There I was…standing at a patient bedside and assessing my patient alongside my paramedic partner while receiving bedside report, and a wave of pain and weakness came over me like I had never experienced before. The urge to faint was hard to resist as I backed away to gain my bearings. How did I let it get this bad? I’m a nurse, a flight nurse and Emergency Department nurse at that, and I know better. I take care of sepsis patients frequently, so why didn’t I see the horrifying cascade of events taking on inside my body until I was at rock bottom?
Sepsis has a way of overwhelming your body with such discreet intent and as healthcare providers we seem to develop a sense of invincibility to the disease processes we treat every single day.

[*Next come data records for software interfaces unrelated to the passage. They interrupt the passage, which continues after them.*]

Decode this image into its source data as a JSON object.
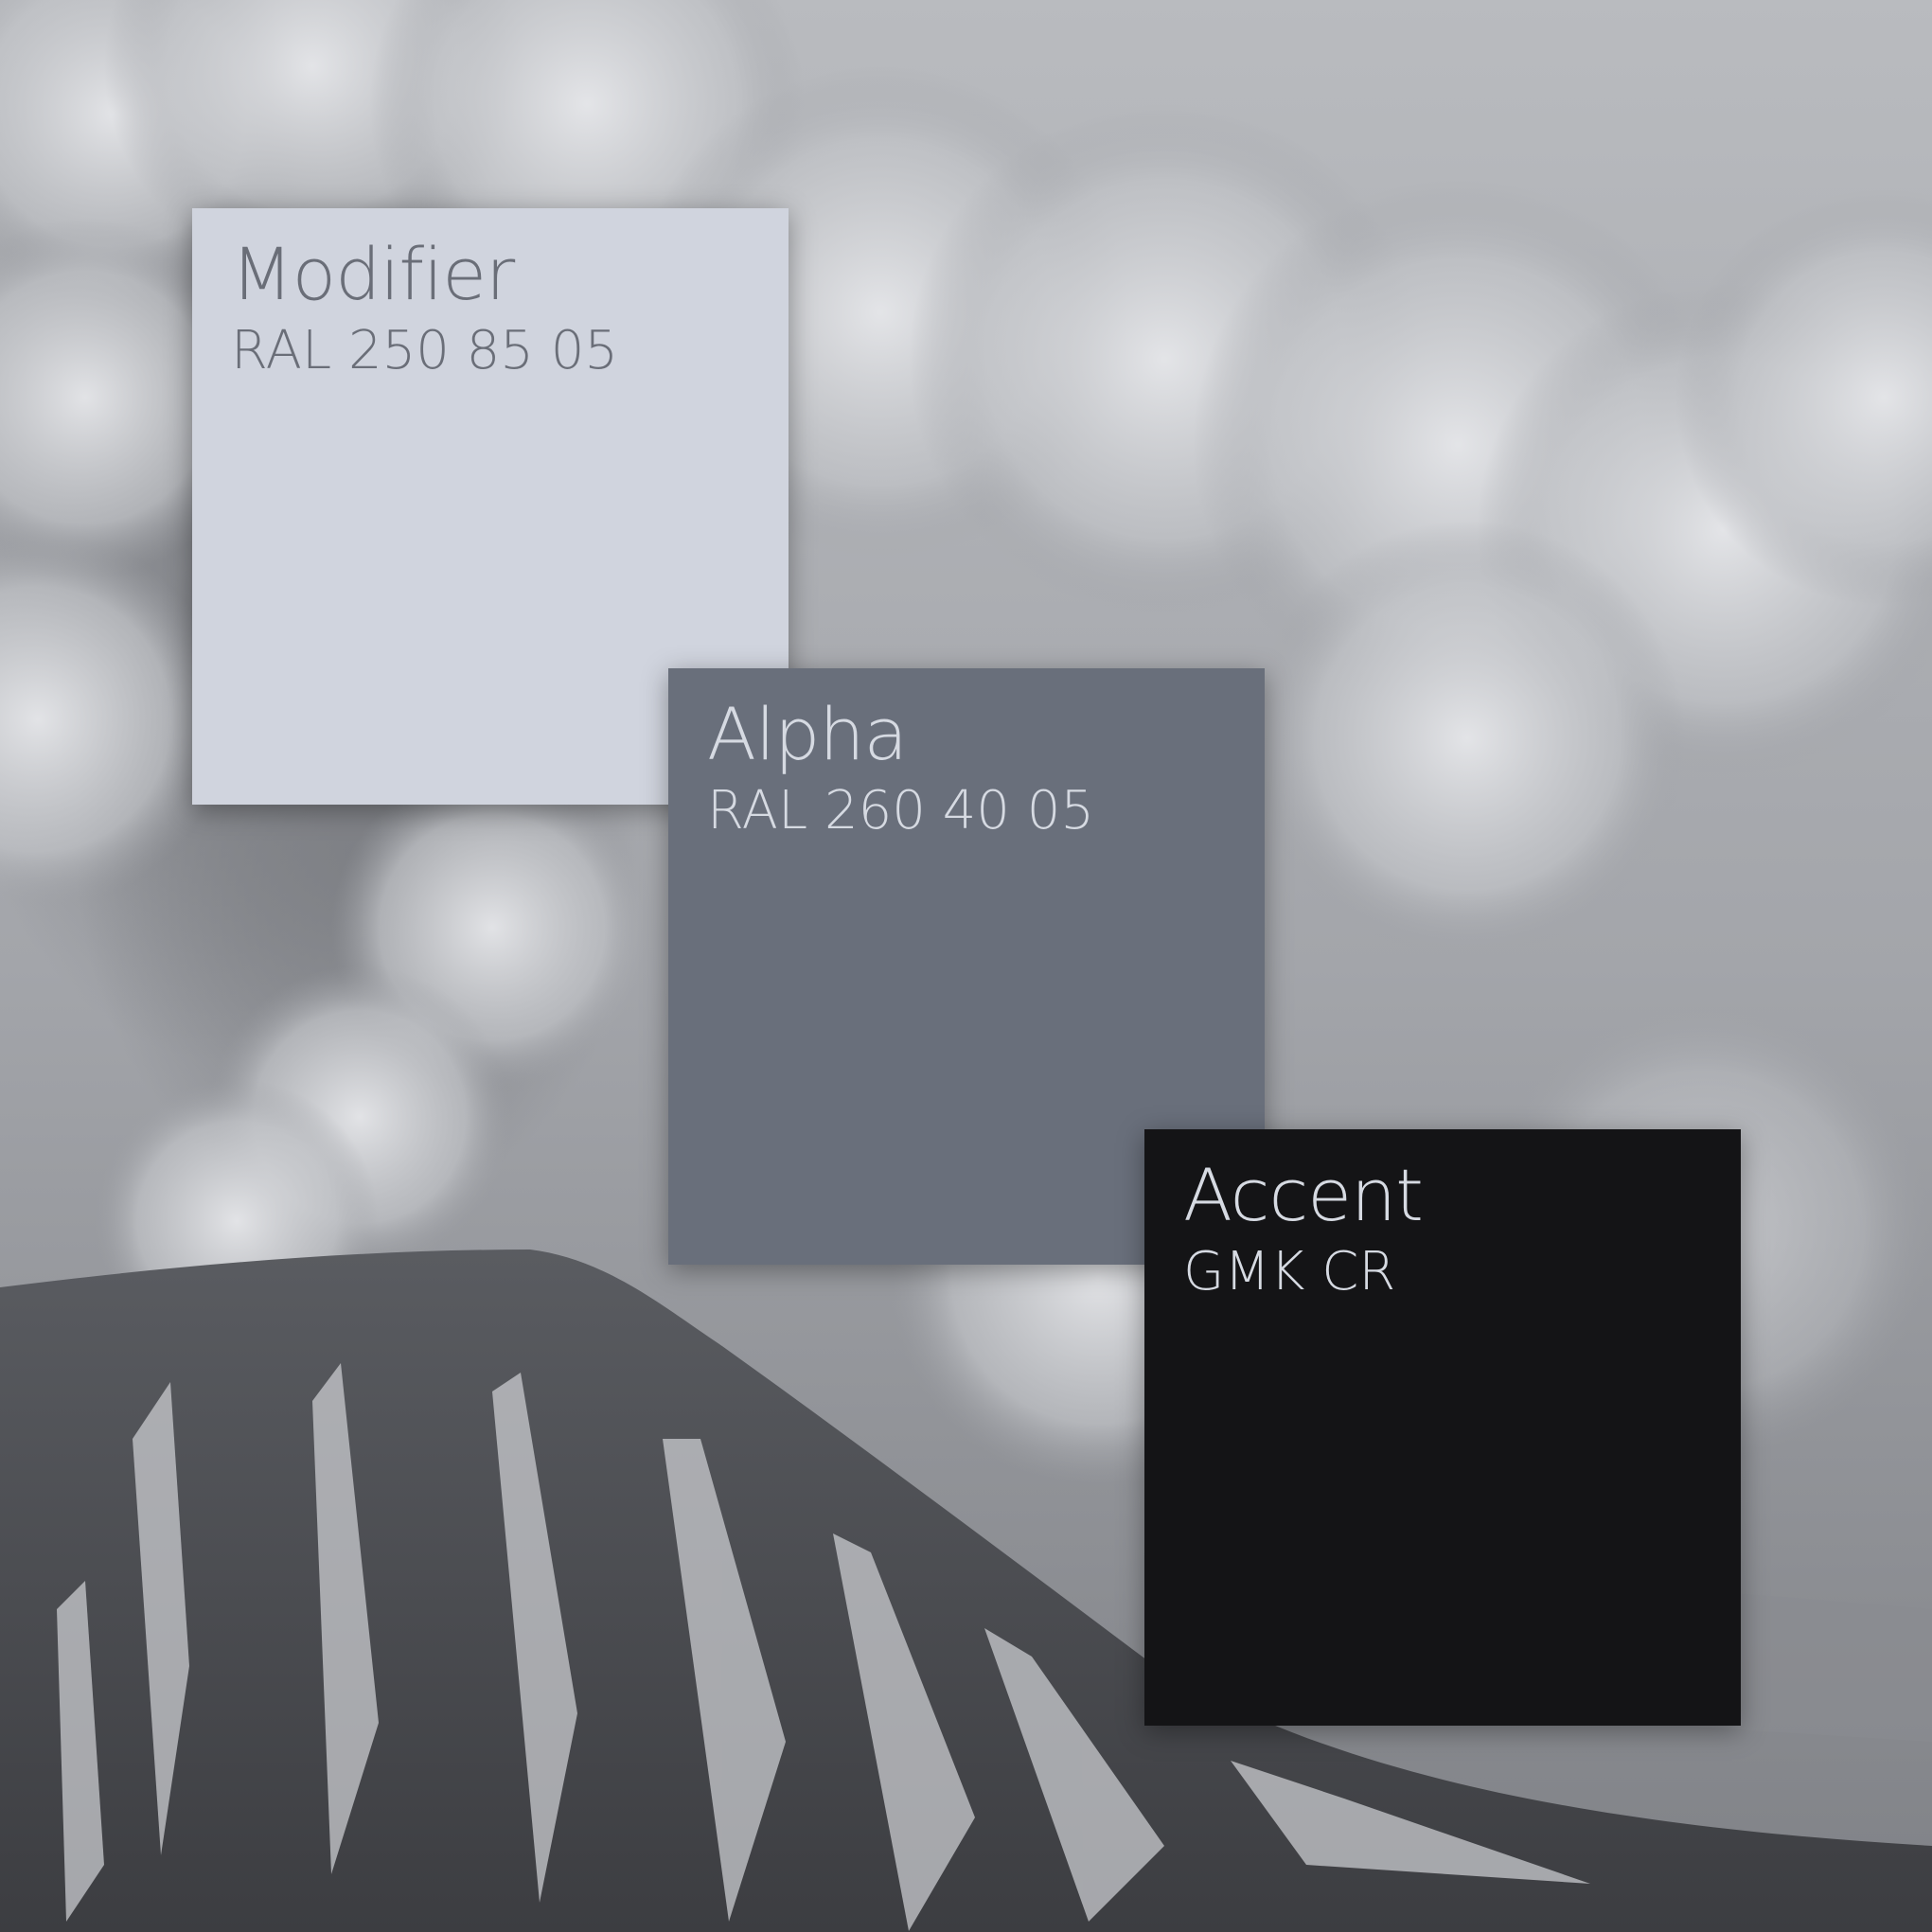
{
  "swatches": [
    {
      "name": "Modifier",
      "code": "RAL 250 85 05",
      "color": "#d0d4de",
      "text_color": "#6a6e78"
    },
    {
      "name": "Alpha",
      "code": "RAL 260 40 05",
      "color": "#696f7b",
      "text_color": "#d6dae2"
    },
    {
      "name": "Accent",
      "code": "GMK CR",
      "color": "#141416",
      "text_color": "#d6dae2"
    }
  ],
  "background": {
    "subject": "erupting volcano with ash plume",
    "palette": [
      "#5f6166",
      "#9a9ca0",
      "#c9cbcf",
      "#2b2c2f"
    ]
  }
}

At 32 I believed I was healthy and able to fight off a simple UTI without going to get a prescription, because who has time to go see a doctor unless we are actively dying, right? (Sepsis and Urinary Tract Infections) That’s common among nurses, we can be very stubborn and we tend to self treat and put our needs last on the totem pole. When my mom and my best friend finally convinced me to go to the emergency room (which was a huge caveat for me to overcome) I was found to be septic and progressing into septic shock. What started as a simple urinary tract infection turned into multiple organ dysfunction syndrome and transpired my week long hospital stay. The sepsis had enveloped my right kidney with a cyst that was resistant to all oral antibiotics and I also showed evidence of pneumonia in both lungs on radiology reports. (Sepsis and Pneumonia)
The renal pain I experienced was intense and like nothing I have experienced in the past, and the generalized weakness and confused/altered state of mind was hard to come to grips with as a seasoned clinician.

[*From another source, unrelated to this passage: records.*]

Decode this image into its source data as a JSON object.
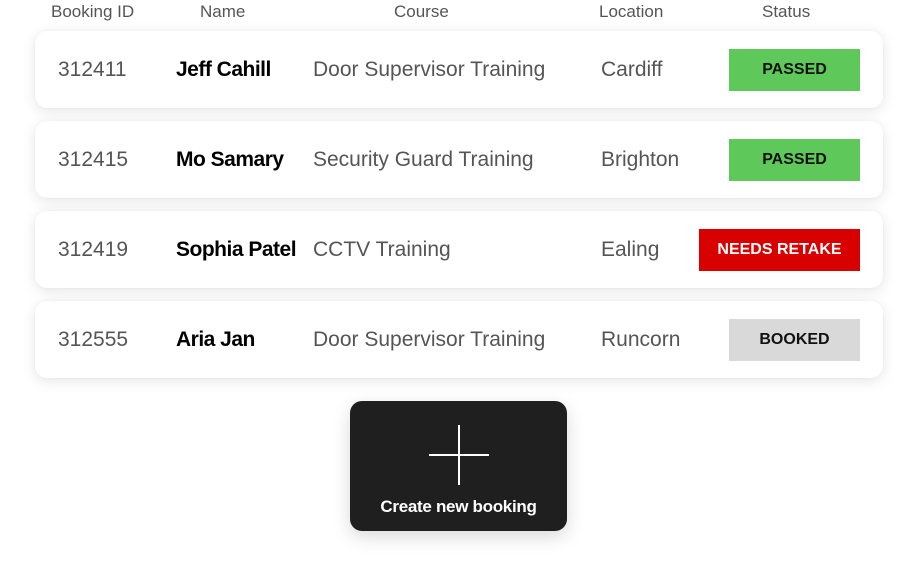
{
  "table": {
    "headers": {
      "booking_id": "Booking ID",
      "name": "Name",
      "course": "Course",
      "location": "Location",
      "status": "Status"
    },
    "rows": [
      {
        "booking_id": "312411",
        "name": "Jeff Cahill",
        "course": "Door Supervisor Training",
        "location": "Cardiff",
        "status": "PASSED"
      },
      {
        "booking_id": "312415",
        "name": "Mo Samary",
        "course": "Security Guard Training",
        "location": "Brighton",
        "status": "PASSED"
      },
      {
        "booking_id": "312419",
        "name": "Sophia Patel",
        "course": "CCTV Training",
        "location": "Ealing",
        "status": "NEEDS RETAKE"
      },
      {
        "booking_id": "312555",
        "name": "Aria Jan",
        "course": "Door Supervisor Training",
        "location": "Runcorn",
        "status": "BOOKED"
      }
    ]
  },
  "create_button": {
    "label": "Create new booking",
    "icon": "plus-icon"
  },
  "colors": {
    "passed": "#5ec95a",
    "needs_retake": "#d90000",
    "booked": "#d9d9d9",
    "button_bg": "#1f1f1f"
  }
}
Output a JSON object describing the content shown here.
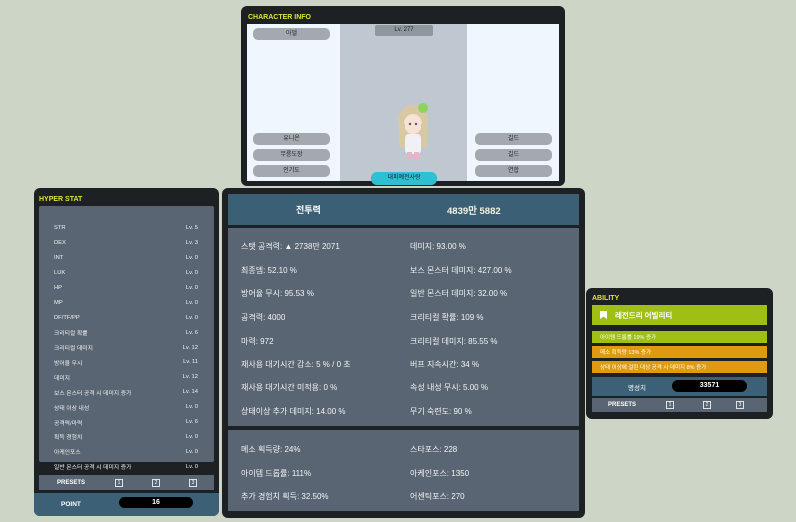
{
  "character": {
    "title": "CHARACTER INFO",
    "level": "Lv. 277",
    "left_pills": [
      "아델",
      "유니온",
      "무릉도장",
      "인기도"
    ],
    "right_pills": [
      "길드",
      "길드",
      "연합"
    ],
    "cyan_pill": "대피예전사랑"
  },
  "hyper": {
    "title": "HYPER STAT",
    "rows": [
      {
        "name": "STR",
        "level": "Lv. 5"
      },
      {
        "name": "DEX",
        "level": "Lv. 3"
      },
      {
        "name": "INT",
        "level": "Lv. 0"
      },
      {
        "name": "LUK",
        "level": "Lv. 0"
      },
      {
        "name": "HP",
        "level": "Lv. 0"
      },
      {
        "name": "MP",
        "level": "Lv. 0"
      },
      {
        "name": "DF/TF/PP",
        "level": "Lv. 0"
      },
      {
        "name": "크리티컬 확률",
        "level": "Lv. 6"
      },
      {
        "name": "크리티컬 데미지",
        "level": "Lv. 12"
      },
      {
        "name": "방어율 무시",
        "level": "Lv. 11"
      },
      {
        "name": "데미지",
        "level": "Lv. 12"
      },
      {
        "name": "보스 몬스터 공격 시 데미지 증가",
        "level": "Lv. 14"
      },
      {
        "name": "상태 이상 내성",
        "level": "Lv. 0"
      },
      {
        "name": "공격력/마력",
        "level": "Lv. 6"
      },
      {
        "name": "획득 경험치",
        "level": "Lv. 0"
      },
      {
        "name": "아케인포스",
        "level": "Lv. 0"
      },
      {
        "name": "일반 몬스터 공격 시 데미지 증가",
        "level": "Lv. 0"
      }
    ],
    "presets_label": "PRESETS",
    "presets": [
      "1",
      "2",
      "3"
    ],
    "point_label": "POINT",
    "point_value": "16"
  },
  "stats": {
    "power_label": "전투력",
    "power_value": "4839만 5882",
    "group1_left": [
      "스탯 공격력: ▲ 2738만 2071",
      "최종뎀: 52.10 %",
      "방어율 무시: 95.53 %",
      "공격력: 4000",
      "마력: 972",
      "재사용 대기시간 감소: 5 % / 0 초",
      "재사용 대기시간 미적용: 0 %",
      "상태이상 추가 데미지: 14.00 %"
    ],
    "group1_right": [
      "데미지: 93.00 %",
      "보스 몬스터 데미지: 427.00 %",
      "일반 몬스터 데미지: 32.00 %",
      "크리티컬 확률: 109 %",
      "크리티컬 데미지: 85.55 %",
      "버프 지속시간: 34 %",
      "속성 내성 무시: 5.00 %",
      "무기 숙련도: 90 %"
    ],
    "group2_left": [
      "메소 획득량: 24%",
      "아이템 드롭률: 111%",
      "추가 경험치 획득: 32.50%"
    ],
    "group2_right": [
      "스타포스: 228",
      "아케인포스: 1350",
      "어센틱포스: 270"
    ]
  },
  "ability": {
    "title": "ABILITY",
    "grade": "레전드리 어빌리티",
    "lines": [
      {
        "text": "아이템 드롭률 19% 증가",
        "color": "#9fbf15"
      },
      {
        "text": "메소 획득량 13% 증가",
        "color": "#e09a10"
      },
      {
        "text": "상태 이상에 걸린 대상 공격 시 데미지 8% 증가",
        "color": "#e09a10"
      }
    ],
    "fame_label": "명성치",
    "fame_value": "33571",
    "presets_label": "PRESETS",
    "presets": [
      "1",
      "2",
      "3"
    ]
  }
}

While at the hospital I also developed a clot in my right lower extremity that had to be dealt with so it wouldn’t travel to my lungs or cardiac muscle tissue. When I was finally released to go home supervised by my mom, I left with a PICC line in that I would have to have home infusions administered through for 8 more weeks. While my strength slowly started to come back, this meant no work and definitely no flying for me for the duration of time. Sitting still and recovering was very difficult for an active, usually healthy caregiver like myself. It was probably one of the biggest hurdles I’ve had to overcome physically and mentally in my adult life.
I remember the day I went back to work like it was yesterday, and I also remember the recurring infections I developed shortly after. Each time I developed a recurring infection my heart sank a little more inside knowing I could inadvertently start the whole cascade of events over again if I didn’t act quickly.

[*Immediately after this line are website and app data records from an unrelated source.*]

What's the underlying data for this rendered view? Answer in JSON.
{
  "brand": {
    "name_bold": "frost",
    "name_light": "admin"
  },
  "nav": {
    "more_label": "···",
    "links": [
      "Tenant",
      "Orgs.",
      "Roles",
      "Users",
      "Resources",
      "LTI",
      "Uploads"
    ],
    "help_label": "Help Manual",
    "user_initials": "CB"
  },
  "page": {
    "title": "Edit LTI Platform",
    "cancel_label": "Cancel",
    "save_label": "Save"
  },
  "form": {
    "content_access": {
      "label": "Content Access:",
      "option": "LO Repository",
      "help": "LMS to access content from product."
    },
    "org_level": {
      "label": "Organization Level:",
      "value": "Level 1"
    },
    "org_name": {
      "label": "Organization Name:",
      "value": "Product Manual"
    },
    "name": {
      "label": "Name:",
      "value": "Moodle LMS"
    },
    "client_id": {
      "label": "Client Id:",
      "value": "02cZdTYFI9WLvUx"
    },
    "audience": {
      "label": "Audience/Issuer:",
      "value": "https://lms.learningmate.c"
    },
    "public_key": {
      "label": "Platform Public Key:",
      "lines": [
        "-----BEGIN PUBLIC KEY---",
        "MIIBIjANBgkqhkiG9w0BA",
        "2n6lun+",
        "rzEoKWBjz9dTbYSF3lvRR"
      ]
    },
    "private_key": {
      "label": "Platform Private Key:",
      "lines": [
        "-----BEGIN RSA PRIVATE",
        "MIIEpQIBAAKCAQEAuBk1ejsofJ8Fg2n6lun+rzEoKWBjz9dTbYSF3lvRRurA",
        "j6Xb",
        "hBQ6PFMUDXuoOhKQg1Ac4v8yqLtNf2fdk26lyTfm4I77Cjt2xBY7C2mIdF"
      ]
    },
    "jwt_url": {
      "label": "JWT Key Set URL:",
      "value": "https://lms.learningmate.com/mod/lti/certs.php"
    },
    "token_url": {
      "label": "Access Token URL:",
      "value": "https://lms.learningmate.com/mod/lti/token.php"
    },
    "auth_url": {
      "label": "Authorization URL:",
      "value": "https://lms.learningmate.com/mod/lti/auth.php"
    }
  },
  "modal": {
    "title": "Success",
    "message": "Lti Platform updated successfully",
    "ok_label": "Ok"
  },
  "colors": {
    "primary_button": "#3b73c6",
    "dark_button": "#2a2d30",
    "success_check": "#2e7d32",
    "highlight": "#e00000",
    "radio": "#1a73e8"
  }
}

I am proud to say that today I am a sepsis survivor of 10 months, and I will never forget November 2019 and the events that followed. My goal now is to educate others on the importance of recognizing sepsis early for better treatment outcomes, to help prevent sepsis, and to help be there for those who have struggled with this personally or secondarily. I am still a flight nurse, I am still an ER nurse, and I’m a healthy mom of three growing boys who are beyond thankful for my health today. Sepsis is an equal opportunity killer and nobody is invincible.